(Saved entries)
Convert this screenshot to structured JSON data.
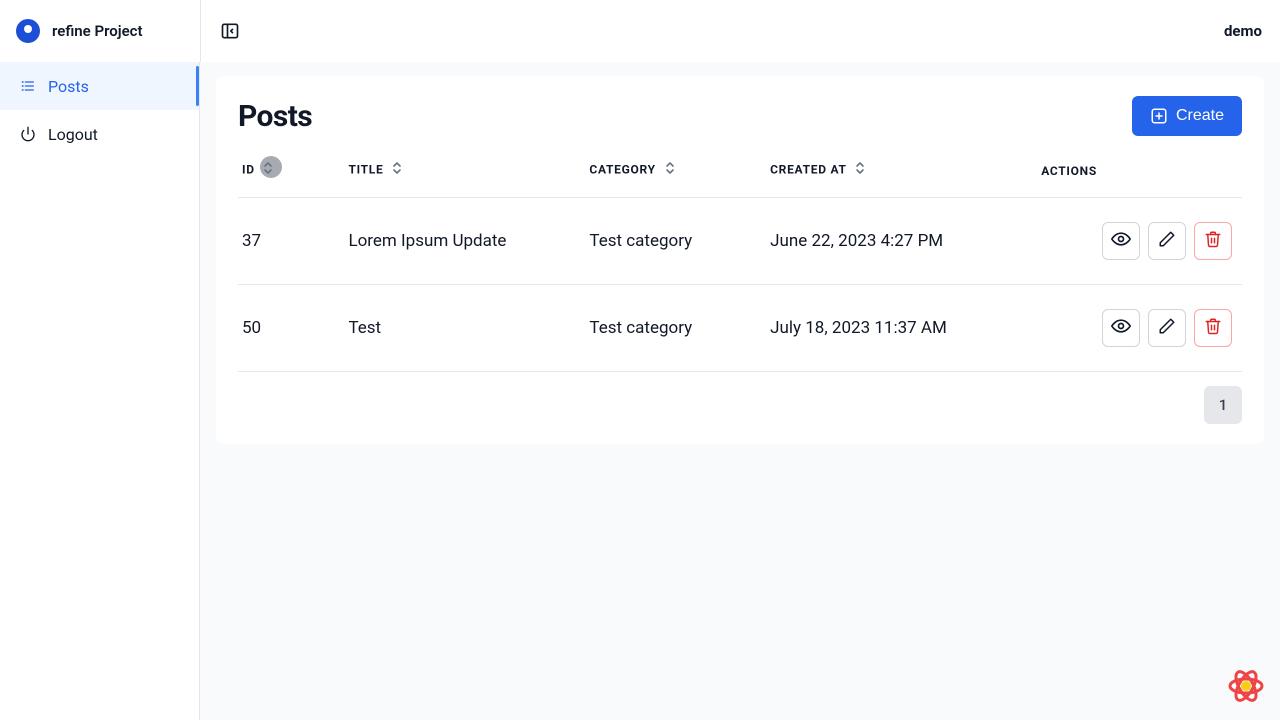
{
  "header": {
    "appTitle": "refine Project",
    "user": "demo"
  },
  "sidebar": {
    "items": [
      {
        "label": "Posts",
        "active": true
      },
      {
        "label": "Logout",
        "active": false
      }
    ]
  },
  "page": {
    "title": "Posts",
    "createLabel": "Create",
    "columns": {
      "id": "ID",
      "title": "TITLE",
      "category": "CATEGORY",
      "createdAt": "CREATED AT",
      "actions": "ACTIONS"
    },
    "rows": [
      {
        "id": "37",
        "title": "Lorem Ipsum Update",
        "category": "Test category",
        "createdAt": "June 22, 2023 4:27 PM"
      },
      {
        "id": "50",
        "title": "Test",
        "category": "Test category",
        "createdAt": "July 18, 2023 11:37 AM"
      }
    ],
    "pagination": {
      "current": "1"
    }
  },
  "icons": {
    "collapse": "collapse-sidebar-icon",
    "list": "list-icon",
    "power": "power-icon",
    "plus": "plus-square-icon",
    "sort": "sort-icon",
    "eye": "eye-icon",
    "pencil": "pencil-icon",
    "trash": "trash-icon",
    "react": "react-query-devtools-icon"
  },
  "colors": {
    "primary": "#2563eb",
    "danger": "#dc2626",
    "border": "#e5e7eb",
    "mainBg": "#f8fafc"
  }
}
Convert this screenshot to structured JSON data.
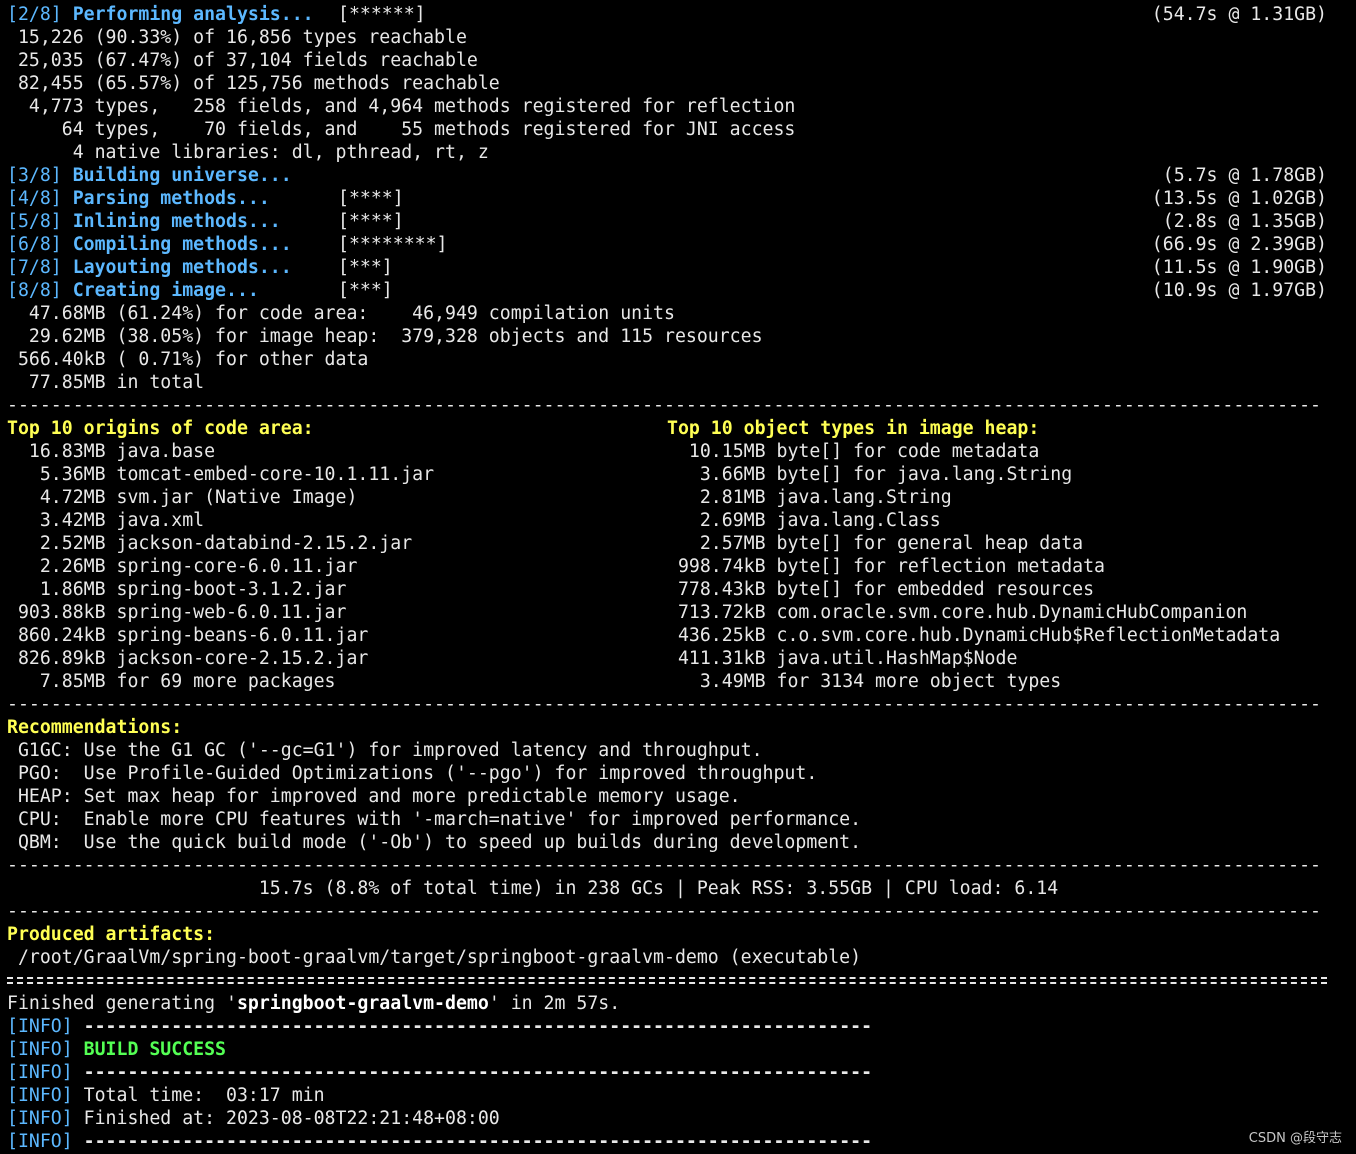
{
  "analysis": {
    "step": "[2/8]",
    "title": "Performing analysis...",
    "progress": "[******]",
    "timing": "(54.7s @ 1.31GB)",
    "lines": [
      " 15,226 (90.33%) of 16,856 types reachable",
      " 25,035 (67.47%) of 37,104 fields reachable",
      " 82,455 (65.57%) of 125,756 methods reachable",
      "  4,773 types,   258 fields, and 4,964 methods registered for reflection",
      "     64 types,    70 fields, and    55 methods registered for JNI access",
      "      4 native libraries: dl, pthread, rt, z"
    ]
  },
  "steps": [
    {
      "step": "[3/8]",
      "title": "Building universe...",
      "progress": "",
      "timing": "(5.7s @ 1.78GB)"
    },
    {
      "step": "[4/8]",
      "title": "Parsing methods...",
      "progress": "[****]",
      "timing": "(13.5s @ 1.02GB)"
    },
    {
      "step": "[5/8]",
      "title": "Inlining methods...",
      "progress": "[****]",
      "timing": "(2.8s @ 1.35GB)"
    },
    {
      "step": "[6/8]",
      "title": "Compiling methods...",
      "progress": "[********]",
      "timing": "(66.9s @ 2.39GB)"
    },
    {
      "step": "[7/8]",
      "title": "Layouting methods...",
      "progress": "[***]",
      "timing": "(11.5s @ 1.90GB)"
    },
    {
      "step": "[8/8]",
      "title": "Creating image...",
      "progress": "[***]",
      "timing": "(10.9s @ 1.97GB)"
    }
  ],
  "image_summary": [
    "  47.68MB (61.24%) for code area:    46,949 compilation units",
    "  29.62MB (38.05%) for image heap:  379,328 objects and 115 resources",
    " 566.40kB ( 0.71%) for other data",
    "  77.85MB in total"
  ],
  "separator": "------------------------------------------------------------------------------------------------------------------------",
  "top_origins": {
    "header": "Top 10 origins of code area:",
    "rows": [
      "  16.83MB java.base",
      "   5.36MB tomcat-embed-core-10.1.11.jar",
      "   4.72MB svm.jar (Native Image)",
      "   3.42MB java.xml",
      "   2.52MB jackson-databind-2.15.2.jar",
      "   2.26MB spring-core-6.0.11.jar",
      "   1.86MB spring-boot-3.1.2.jar",
      " 903.88kB spring-web-6.0.11.jar",
      " 860.24kB spring-beans-6.0.11.jar",
      " 826.89kB jackson-core-2.15.2.jar",
      "   7.85MB for 69 more packages"
    ]
  },
  "top_objects": {
    "header": "Top 10 object types in image heap:",
    "rows": [
      "  10.15MB byte[] for code metadata",
      "   3.66MB byte[] for java.lang.String",
      "   2.81MB java.lang.String",
      "   2.69MB java.lang.Class",
      "   2.57MB byte[] for general heap data",
      " 998.74kB byte[] for reflection metadata",
      " 778.43kB byte[] for embedded resources",
      " 713.72kB com.oracle.svm.core.hub.DynamicHubCompanion",
      " 436.25kB c.o.svm.core.hub.DynamicHub$ReflectionMetadata",
      " 411.31kB java.util.HashMap$Node",
      "   3.49MB for 3134 more object types"
    ]
  },
  "recommendations": {
    "header": "Recommendations:",
    "rows": [
      " G1GC: Use the G1 GC ('--gc=G1') for improved latency and throughput.",
      " PGO:  Use Profile-Guided Optimizations ('--pgo') for improved throughput.",
      " HEAP: Set max heap for improved and more predictable memory usage.",
      " CPU:  Enable more CPU features with '-march=native' for improved performance.",
      " QBM:  Use the quick build mode ('-Ob') to speed up builds during development."
    ]
  },
  "gc_summary": "                       15.7s (8.8% of total time) in 238 GCs | Peak RSS: 3.55GB | CPU load: 6.14",
  "artifacts": {
    "header": "Produced artifacts:",
    "path": " /root/GraalVm/spring-boot-graalvm/target/springboot-graalvm-demo (executable)"
  },
  "finished": {
    "prefix": "Finished generating '",
    "name": "springboot-graalvm-demo",
    "suffix": "' in 2m 57s."
  },
  "maven": {
    "tag": "[INFO]",
    "dashes": " ------------------------------------------------------------------------",
    "build_success": "BUILD SUCCESS",
    "total_time": " Total time:  03:17 min",
    "finished_at": " Finished at: 2023-08-08T22:21:48+08:00"
  },
  "watermark": "CSDN @段守志"
}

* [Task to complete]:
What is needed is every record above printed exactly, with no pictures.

* [Response area]:
Convert this screenshot to structured JSON data.
{
  "header": {
    "appTitle": "refine Project",
    "user": "demo"
  },
  "sidebar": {
    "items": [
      {
        "label": "Posts",
        "active": true
      },
      {
        "label": "Logout",
        "active": false
      }
    ]
  },
  "page": {
    "title": "Posts",
    "createLabel": "Create",
    "columns": {
      "id": "ID",
      "title": "TITLE",
      "category": "CATEGORY",
      "createdAt": "CREATED AT",
      "actions": "ACTIONS"
    },
    "rows": [
      {
        "id": "37",
        "title": "Lorem Ipsum Update",
        "category": "Test category",
        "createdAt": "June 22, 2023 4:27 PM"
      },
      {
        "id": "50",
        "title": "Test",
        "category": "Test category",
        "createdAt": "July 18, 2023 11:37 AM"
      }
    ],
    "pagination": {
      "current": "1"
    }
  },
  "icons": {
    "collapse": "collapse-sidebar-icon",
    "list": "list-icon",
    "power": "power-icon",
    "plus": "plus-square-icon",
    "sort": "sort-icon",
    "eye": "eye-icon",
    "pencil": "pencil-icon",
    "trash": "trash-icon",
    "react": "react-query-devtools-icon"
  },
  "colors": {
    "primary": "#2563eb",
    "danger": "#dc2626",
    "border": "#e5e7eb",
    "mainBg": "#f8fafc"
  }
}
Convert this screenshot to structured JSON data.
{
  "analysis": {
    "step": "[2/8]",
    "title": "Performing analysis...",
    "progress": "[******]",
    "timing": "(54.7s @ 1.31GB)",
    "lines": [
      " 15,226 (90.33%) of 16,856 types reachable",
      " 25,035 (67.47%) of 37,104 fields reachable",
      " 82,455 (65.57%) of 125,756 methods reachable",
      "  4,773 types,   258 fields, and 4,964 methods registered for reflection",
      "     64 types,    70 fields, and    55 methods registered for JNI access",
      "      4 native libraries: dl, pthread, rt, z"
    ]
  },
  "steps": [
    {
      "step": "[3/8]",
      "title": "Building universe...",
      "progress": "",
      "timing": "(5.7s @ 1.78GB)"
    },
    {
      "step": "[4/8]",
      "title": "Parsing methods...",
      "progress": "[****]",
      "timing": "(13.5s @ 1.02GB)"
    },
    {
      "step": "[5/8]",
      "title": "Inlining methods...",
      "progress": "[****]",
      "timing": "(2.8s @ 1.35GB)"
    },
    {
      "step": "[6/8]",
      "title": "Compiling methods...",
      "progress": "[********]",
      "timing": "(66.9s @ 2.39GB)"
    },
    {
      "step": "[7/8]",
      "title": "Layouting methods...",
      "progress": "[***]",
      "timing": "(11.5s @ 1.90GB)"
    },
    {
      "step": "[8/8]",
      "title": "Creating image...",
      "progress": "[***]",
      "timing": "(10.9s @ 1.97GB)"
    }
  ],
  "image_summary": [
    "  47.68MB (61.24%) for code area:    46,949 compilation units",
    "  29.62MB (38.05%) for image heap:  379,328 objects and 115 resources",
    " 566.40kB ( 0.71%) for other data",
    "  77.85MB in total"
  ],
  "separator": "------------------------------------------------------------------------------------------------------------------------",
  "top_origins": {
    "header": "Top 10 origins of code area:",
    "rows": [
      "  16.83MB java.base",
      "   5.36MB tomcat-embed-core-10.1.11.jar",
      "   4.72MB svm.jar (Native Image)",
      "   3.42MB java.xml",
      "   2.52MB jackson-databind-2.15.2.jar",
      "   2.26MB spring-core-6.0.11.jar",
      "   1.86MB spring-boot-3.1.2.jar",
      " 903.88kB spring-web-6.0.11.jar",
      " 860.24kB spring-beans-6.0.11.jar",
      " 826.89kB jackson-core-2.15.2.jar",
      "   7.85MB for 69 more packages"
    ]
  },
  "top_objects": {
    "header": "Top 10 object types in image heap:",
    "rows": [
      "  10.15MB byte[] for code metadata",
      "   3.66MB byte[] for java.lang.String",
      "   2.81MB java.lang.String",
      "   2.69MB java.lang.Class",
      "   2.57MB byte[] for general heap data",
      " 998.74kB byte[] for reflection metadata",
      " 778.43kB byte[] for embedded resources",
      " 713.72kB com.oracle.svm.core.hub.DynamicHubCompanion",
      " 436.25kB c.o.svm.core.hub.DynamicHub$ReflectionMetadata",
      " 411.31kB java.util.HashMap$Node",
      "   3.49MB for 3134 more object types"
    ]
  },
  "recommendations": {
    "header": "Recommendations:",
    "rows": [
      " G1GC: Use the G1 GC ('--gc=G1') for improved latency and throughput.",
      " PGO:  Use Profile-Guided Optimizations ('--pgo') for improved throughput.",
      " HEAP: Set max heap for improved and more predictable memory usage.",
      " CPU:  Enable more CPU features with '-march=native' for improved performance.",
      " QBM:  Use the quick build mode ('-Ob') to speed up builds during development."
    ]
  },
  "gc_summary": "                       15.7s (8.8% of total time) in 238 GCs | Peak RSS: 3.55GB | CPU load: 6.14",
  "artifacts": {
    "header": "Produced artifacts:",
    "path": " /root/GraalVm/spring-boot-graalvm/target/springboot-graalvm-demo (executable)"
  },
  "finished": {
    "prefix": "Finished generating '",
    "name": "springboot-graalvm-demo",
    "suffix": "' in 2m 57s."
  },
  "maven": {
    "tag": "[INFO]",
    "dashes": " ------------------------------------------------------------------------",
    "build_success": "BUILD SUCCESS",
    "total_time": " Total time:  03:17 min",
    "finished_at": " Finished at: 2023-08-08T22:21:48+08:00"
  },
  "watermark": "CSDN @段守志"
}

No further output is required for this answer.